Moya stated in the petition that his agency, through an examination of company records, determined several months ago that Desert State was conducting business in “an unsafe and unsound manner.” By law, Desert State had 60 days to rectify the matter but did not, Moya stated.
By last week, the agency’s examination had identified a “multitude of incidents where trust investment accounts had been harmed or depleted by the actions of at least one officer,” court records state.
$4.1 million gone
Desert State bank account records and internal company records examined by the state showed the total client assets being managed by Desert State at the end of calendar year 2016 was $5.86 million, with about $800,000 of that identified as being legitimate disbursements and expenses for that year.
That should have left a total of about $5.06 million in client assets, excluding real estate and insurance policies.
But brokerage statements for the client investment account showed only $926,000 remaining in those accounts. “This means losses to those accounts that cannot be legitimately accounted for totals $4.1 million in calendar year 2016 alone,” according to an affidavit submitted by Moya.
Currently, there appears to be “insufficient funds” to make the required disbursements on clients’ accounts, the affidavit stated.
“The ongoing analysis conducted by the FID of the banking and client account records of DSLM has led the FID to believe that over the time period of 2006 until present, more than $4 million in trust investment account funds managed by DSLM have been transferred out of the investment account for those trusts and out of the accounts of DSLM and into accounts controlled in whole or in part by Paul Donisthorpe, including accounts for Spectrum Capital Markets, LLC., Paul A. Donisthorpe, LLC, Corazon Cattle and or Corazon-Pitchford, LLC,” the state contends.
Brain damage claim
The court filing gave a chronology of how the audit progressed.
Donisthorpe sent an email Feb. 10 thanking a state financial examiner for an update on when the examination would occur.
But none of the records requested by the state was subsequently provided, and there was no explanation as to why.
On Feb. 24, Donisthorpe’s wife, criminal trial attorney Liane Kerr, told the chief examiner for the agency that her husband had “fallen down, possibly had a stroke and possible brain damage and was, at that time, in the hospital.” He is 61 years old.
Kerr couldn’t be reached for comment on Friday.
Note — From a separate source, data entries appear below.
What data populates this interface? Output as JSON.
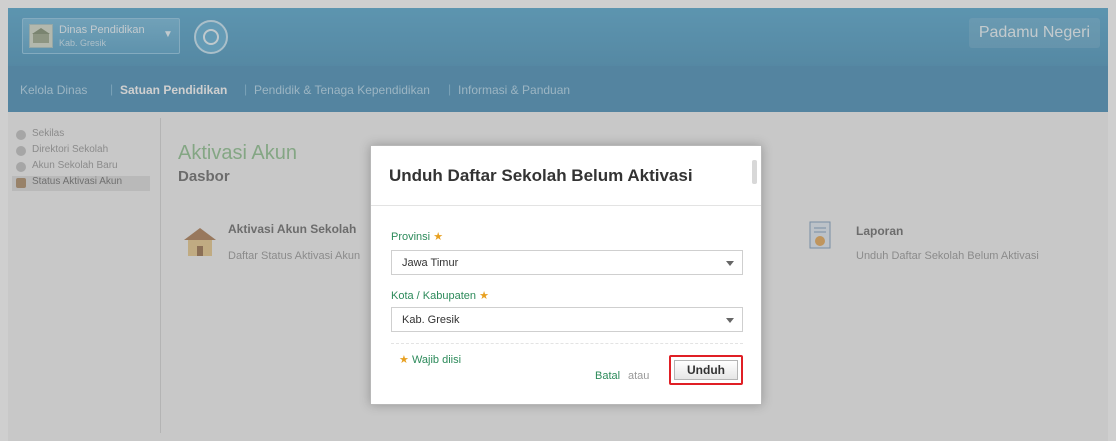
{
  "header": {
    "org_name": "Dinas Pendidikan",
    "org_sub": "Kab. Gresik",
    "brand": "Padamu Negeri"
  },
  "nav": {
    "items": [
      "Kelola Dinas",
      "Satuan Pendidikan",
      "Pendidik & Tenaga Kependidikan",
      "Informasi & Panduan"
    ],
    "separators": [
      "|",
      "|",
      "|"
    ]
  },
  "sidebar": {
    "items": [
      "Sekilas",
      "Direktori Sekolah",
      "Akun Sekolah Baru",
      "Status Aktivasi Akun"
    ]
  },
  "main": {
    "title": "Aktivasi Akun",
    "subtitle": "Dasbor",
    "cards": [
      {
        "title": "Aktivasi Akun Sekolah",
        "link": "Daftar Status Aktivasi Akun"
      },
      {
        "title": "Laporan",
        "link": "Unduh Daftar Sekolah Belum Aktivasi"
      }
    ]
  },
  "modal": {
    "title": "Unduh Daftar Sekolah Belum Aktivasi",
    "provinsi_label": "Provinsi",
    "provinsi_value": "Jawa Timur",
    "kota_label": "Kota / Kabupaten",
    "kota_value": "Kab. Gresik",
    "required_mark": "★",
    "required_note": "Wajib diisi",
    "cancel": "Batal",
    "or": "atau",
    "submit": "Unduh"
  },
  "colors": {
    "topbar": "#3b9bc9",
    "navbar": "#2b7fae",
    "accent_green": "#2c8a5a",
    "required_star": "#e8a020",
    "highlight_red": "#e01f25"
  },
  "icons": {
    "org_logo": "school-emblem-icon",
    "home": "circle-home-icon",
    "sidebar": [
      "info-icon",
      "directory-icon",
      "new-account-icon",
      "status-icon"
    ],
    "card_school": "school-house-icon",
    "card_report": "report-document-icon"
  }
}
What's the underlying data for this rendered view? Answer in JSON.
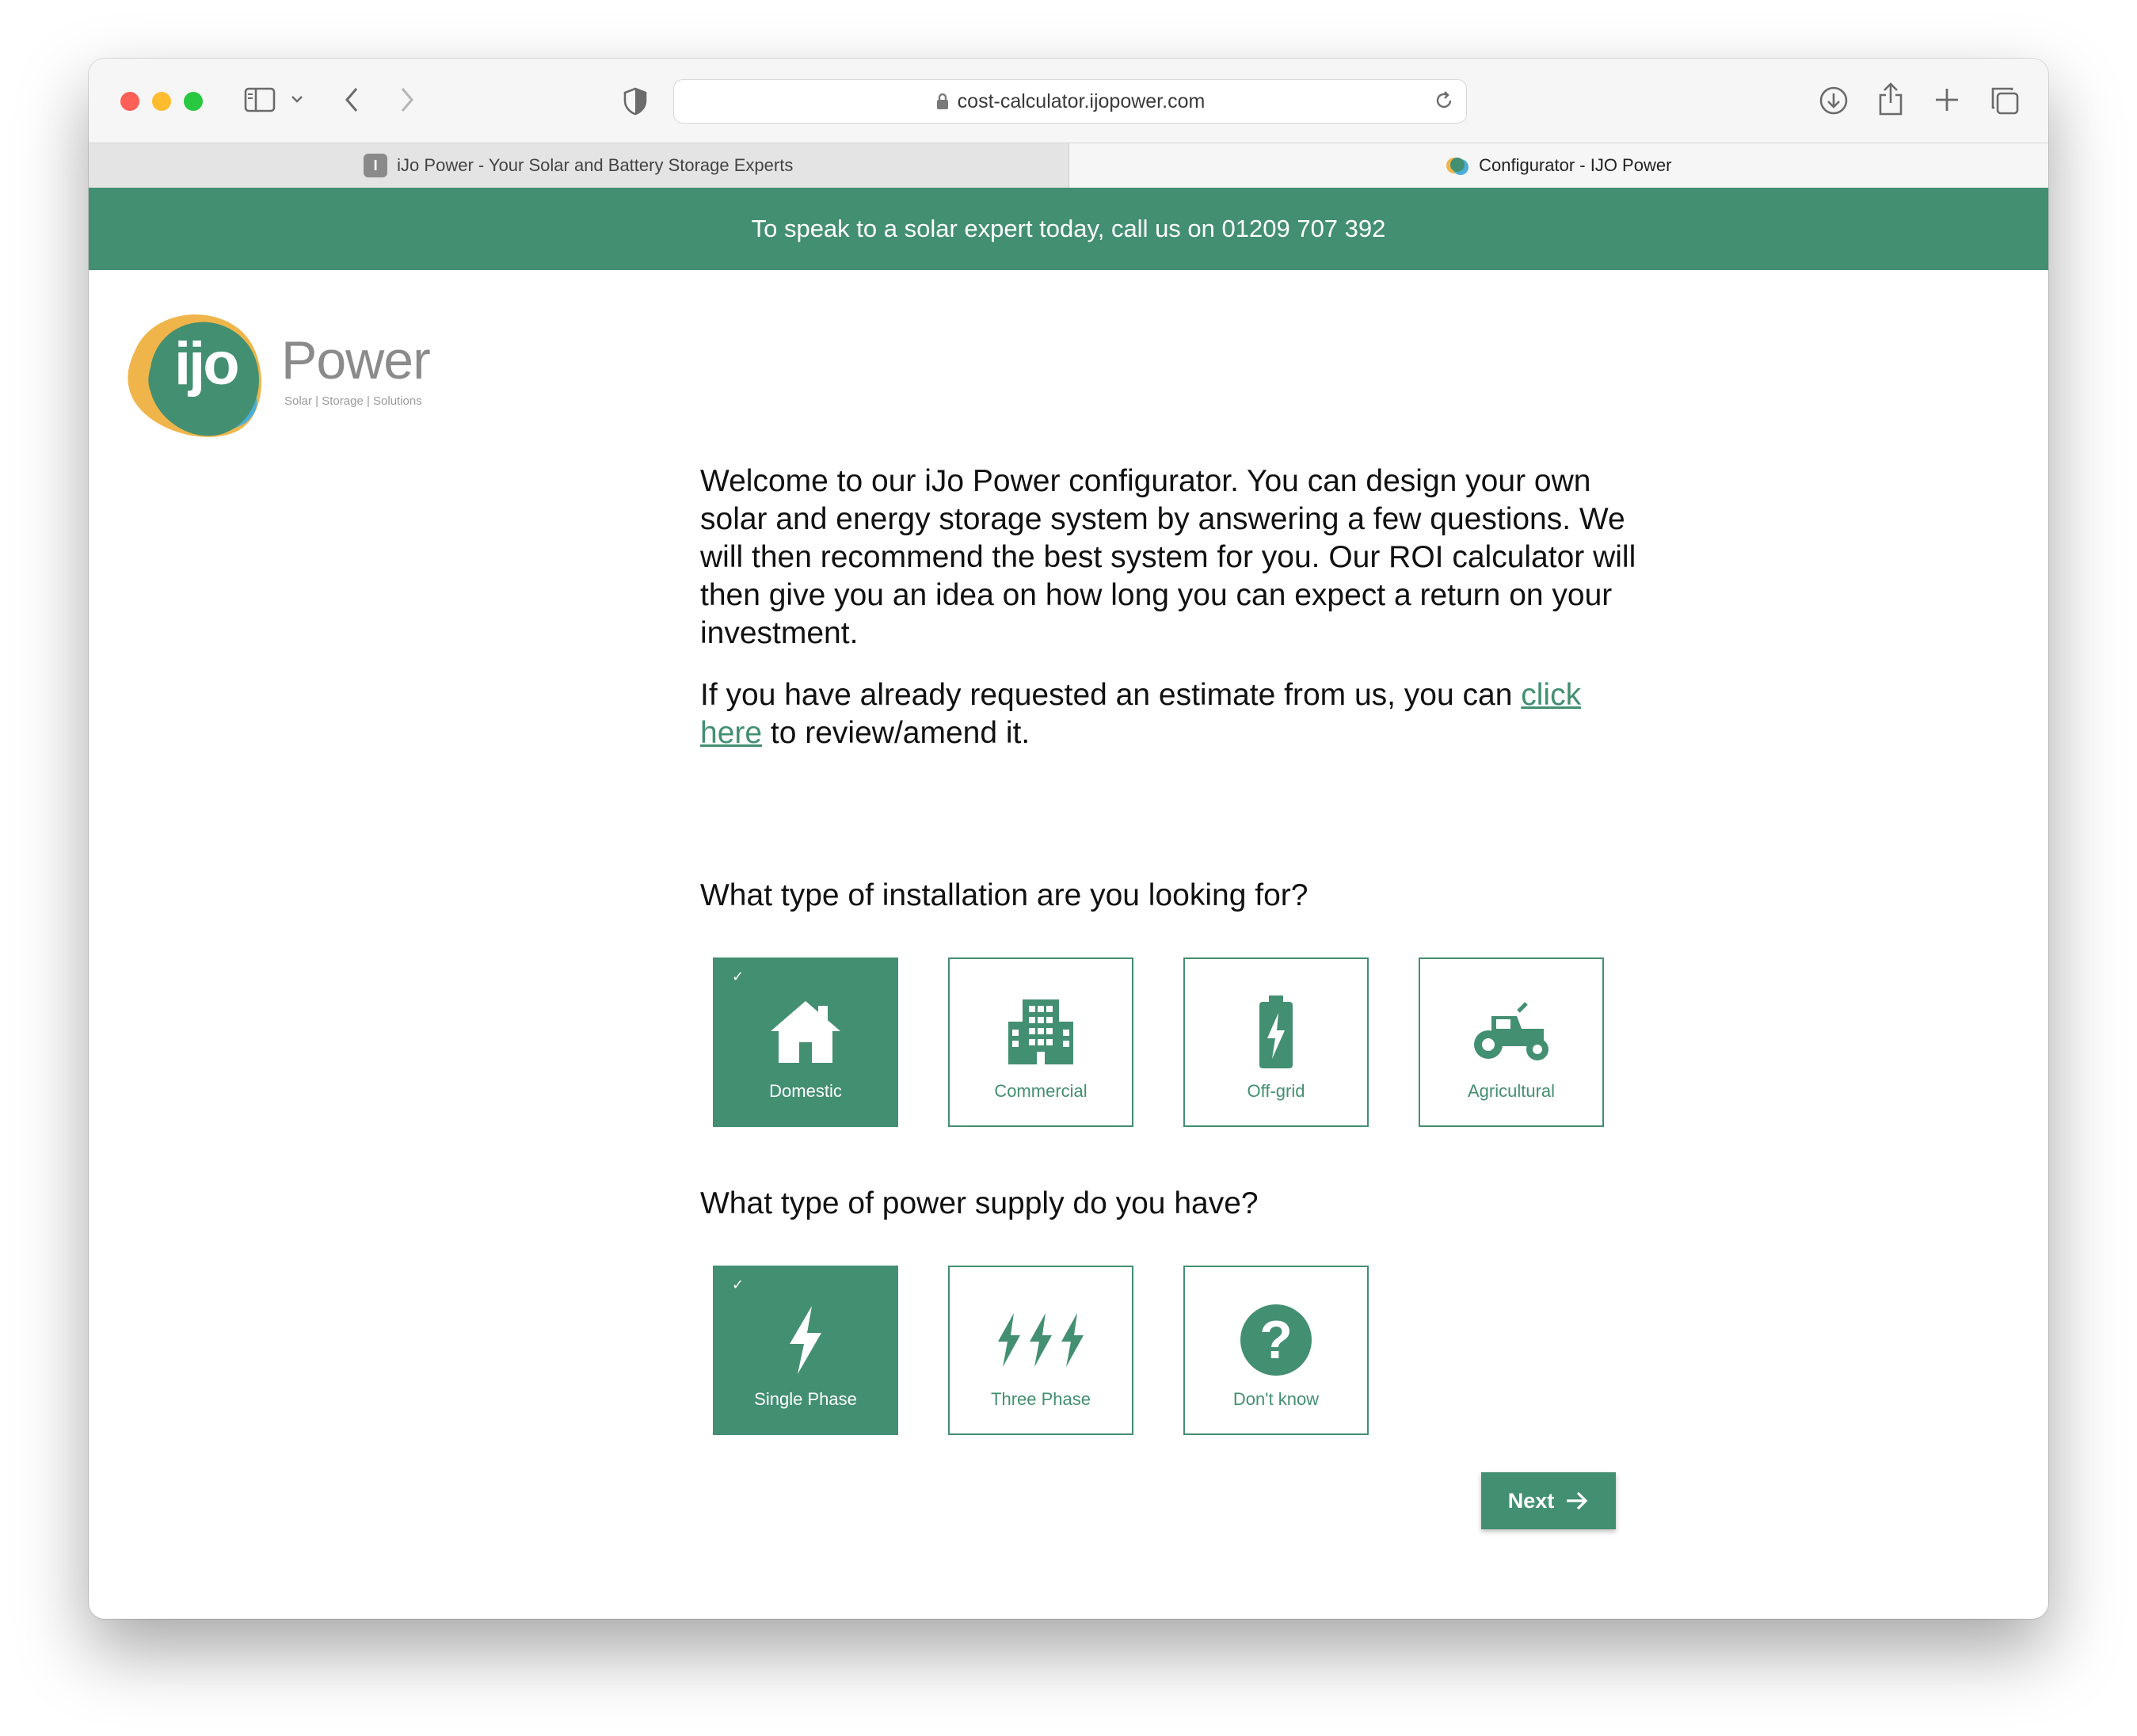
{
  "browser": {
    "url": "cost-calculator.ijopower.com",
    "tabs": [
      {
        "title": "iJo Power - Your Solar and Battery Storage Experts",
        "favicon_letter": "I"
      },
      {
        "title": "Configurator - IJO Power",
        "favicon_letter": "ijo"
      }
    ]
  },
  "banner": {
    "text": "To speak to a solar expert today, call us on 01209 707 392"
  },
  "logo": {
    "mark": "ijo",
    "wordmark": "Power",
    "tagline": "Solar | Storage | Solutions"
  },
  "intro": {
    "paragraph1": "Welcome to our iJo Power configurator. You can design your own solar and energy storage system by answering a few questions. We will then recommend the best system for you. Our ROI calculator will then give you an idea on how long you can expect a return on your investment.",
    "paragraph2_before": "If you have already requested an estimate from us, you can ",
    "paragraph2_link": "click here",
    "paragraph2_after": " to review/amend it."
  },
  "installation": {
    "question": "What type of installation are you looking for?",
    "options": [
      {
        "label": "Domestic",
        "icon": "house-icon",
        "selected": true
      },
      {
        "label": "Commercial",
        "icon": "building-icon",
        "selected": false
      },
      {
        "label": "Off-grid",
        "icon": "battery-bolt-icon",
        "selected": false
      },
      {
        "label": "Agricultural",
        "icon": "tractor-icon",
        "selected": false
      }
    ]
  },
  "power_supply": {
    "question": "What type of power supply do you have?",
    "options": [
      {
        "label": "Single Phase",
        "icon": "bolt-icon",
        "selected": true
      },
      {
        "label": "Three Phase",
        "icon": "triple-bolt-icon",
        "selected": false
      },
      {
        "label": "Don't know",
        "icon": "question-icon",
        "selected": false
      }
    ]
  },
  "check_mark": "✓",
  "next_button": {
    "label": "Next"
  },
  "colors": {
    "brand_green": "#438f71",
    "logo_orange": "#f0b54a",
    "logo_blue": "#4aaed8"
  }
}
Current employees didn’t know much about the operations of the company, and apparently there was only one “functioning” member of the board of directors for Desert State – board member Helen Bennett.
On March 27, Bennett contacted the FID and said that Donisthrope’s wife told her that he “had recently attempted to commit suicide,” Moya’s affidavit stated.
Donisthorpe overdosed on prescription medication but survived and now may have brain damage that impairs his memory, Bennett told investigators.
Bennett also told the state examiners that Paul Donisthorpe was the only person at the company who was able to access the funds in the trust investment accounts and draw down funds from those accounts.
“Ms. Bennett stated that attempts had been made to question Paul A. Donisthorpe about the missing … client money and that Mr. Donisthorpe had stated something to the effect that he could not remember, but that if the money was missing then he must have taken it,” Moya’s affidavit stated.
Bennett, who couldn’t be reached for comment, has been assisting state officials with their inquiry, court records show.
Donisthorpe in 1991 served two years in prison for vehicular homicide. Police said he was drunk when he killed an Albuquerque teacher in 1990.
In 2003, he was appointed by Gov. Bill Richardson to the New Mexico Commission on Higher Education but resigned three days later after the revelations about his conviction became public.